Your copy must hold all of the data below, unchanged and without images.

> Source material:
--
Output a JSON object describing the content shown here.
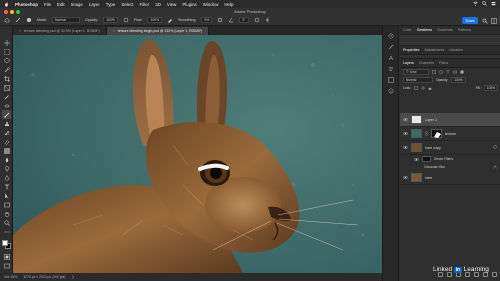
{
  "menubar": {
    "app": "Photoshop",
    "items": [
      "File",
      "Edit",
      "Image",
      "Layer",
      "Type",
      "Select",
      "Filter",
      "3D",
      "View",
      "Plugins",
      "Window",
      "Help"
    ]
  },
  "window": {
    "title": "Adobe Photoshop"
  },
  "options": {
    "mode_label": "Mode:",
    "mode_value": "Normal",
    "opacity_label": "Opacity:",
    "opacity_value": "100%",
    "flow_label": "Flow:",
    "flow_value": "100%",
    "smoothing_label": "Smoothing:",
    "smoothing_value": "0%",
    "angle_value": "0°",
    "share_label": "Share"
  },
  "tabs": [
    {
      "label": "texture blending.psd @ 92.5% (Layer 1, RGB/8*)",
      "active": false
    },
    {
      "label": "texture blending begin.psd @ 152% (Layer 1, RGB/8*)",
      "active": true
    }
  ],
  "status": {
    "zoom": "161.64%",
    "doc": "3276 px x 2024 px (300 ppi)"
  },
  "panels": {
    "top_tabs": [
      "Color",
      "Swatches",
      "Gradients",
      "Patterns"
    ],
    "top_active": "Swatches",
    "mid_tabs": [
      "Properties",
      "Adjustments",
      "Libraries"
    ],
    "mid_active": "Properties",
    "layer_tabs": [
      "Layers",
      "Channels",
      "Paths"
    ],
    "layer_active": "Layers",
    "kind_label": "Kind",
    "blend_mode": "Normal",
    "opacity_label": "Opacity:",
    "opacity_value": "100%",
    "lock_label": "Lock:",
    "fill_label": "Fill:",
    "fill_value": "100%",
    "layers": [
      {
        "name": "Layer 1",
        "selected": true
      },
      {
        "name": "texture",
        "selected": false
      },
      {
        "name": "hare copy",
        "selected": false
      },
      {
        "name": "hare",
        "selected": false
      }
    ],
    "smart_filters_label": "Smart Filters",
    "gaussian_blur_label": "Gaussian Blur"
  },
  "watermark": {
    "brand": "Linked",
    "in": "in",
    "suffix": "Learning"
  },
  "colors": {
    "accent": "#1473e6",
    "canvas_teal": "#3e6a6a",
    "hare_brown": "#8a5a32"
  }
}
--
> Task output:
Output a JSON object describing the content shown here.
{
  "menubar": {
    "app": "Photoshop",
    "items": [
      "File",
      "Edit",
      "Image",
      "Layer",
      "Type",
      "Select",
      "Filter",
      "3D",
      "View",
      "Plugins",
      "Window",
      "Help"
    ]
  },
  "window": {
    "title": "Adobe Photoshop"
  },
  "options": {
    "mode_label": "Mode:",
    "mode_value": "Normal",
    "opacity_label": "Opacity:",
    "opacity_value": "100%",
    "flow_label": "Flow:",
    "flow_value": "100%",
    "smoothing_label": "Smoothing:",
    "smoothing_value": "0%",
    "angle_value": "0°",
    "share_label": "Share"
  },
  "tabs": [
    {
      "label": "texture blending.psd @ 92.5% (Layer 1, RGB/8*)",
      "active": false
    },
    {
      "label": "texture blending begin.psd @ 152% (Layer 1, RGB/8*)",
      "active": true
    }
  ],
  "status": {
    "zoom": "161.64%",
    "doc": "3276 px x 2024 px (300 ppi)"
  },
  "panels": {
    "top_tabs": [
      "Color",
      "Swatches",
      "Gradients",
      "Patterns"
    ],
    "top_active": "Swatches",
    "mid_tabs": [
      "Properties",
      "Adjustments",
      "Libraries"
    ],
    "mid_active": "Properties",
    "layer_tabs": [
      "Layers",
      "Channels",
      "Paths"
    ],
    "layer_active": "Layers",
    "kind_label": "Kind",
    "blend_mode": "Normal",
    "opacity_label": "Opacity:",
    "opacity_value": "100%",
    "lock_label": "Lock:",
    "fill_label": "Fill:",
    "fill_value": "100%",
    "layers": [
      {
        "name": "Layer 1",
        "selected": true
      },
      {
        "name": "texture",
        "selected": false
      },
      {
        "name": "hare copy",
        "selected": false
      },
      {
        "name": "hare",
        "selected": false
      }
    ],
    "smart_filters_label": "Smart Filters",
    "gaussian_blur_label": "Gaussian Blur"
  },
  "watermark": {
    "brand": "Linked",
    "in": "in",
    "suffix": "Learning"
  },
  "colors": {
    "accent": "#1473e6",
    "canvas_teal": "#3e6a6a",
    "hare_brown": "#8a5a32"
  }
}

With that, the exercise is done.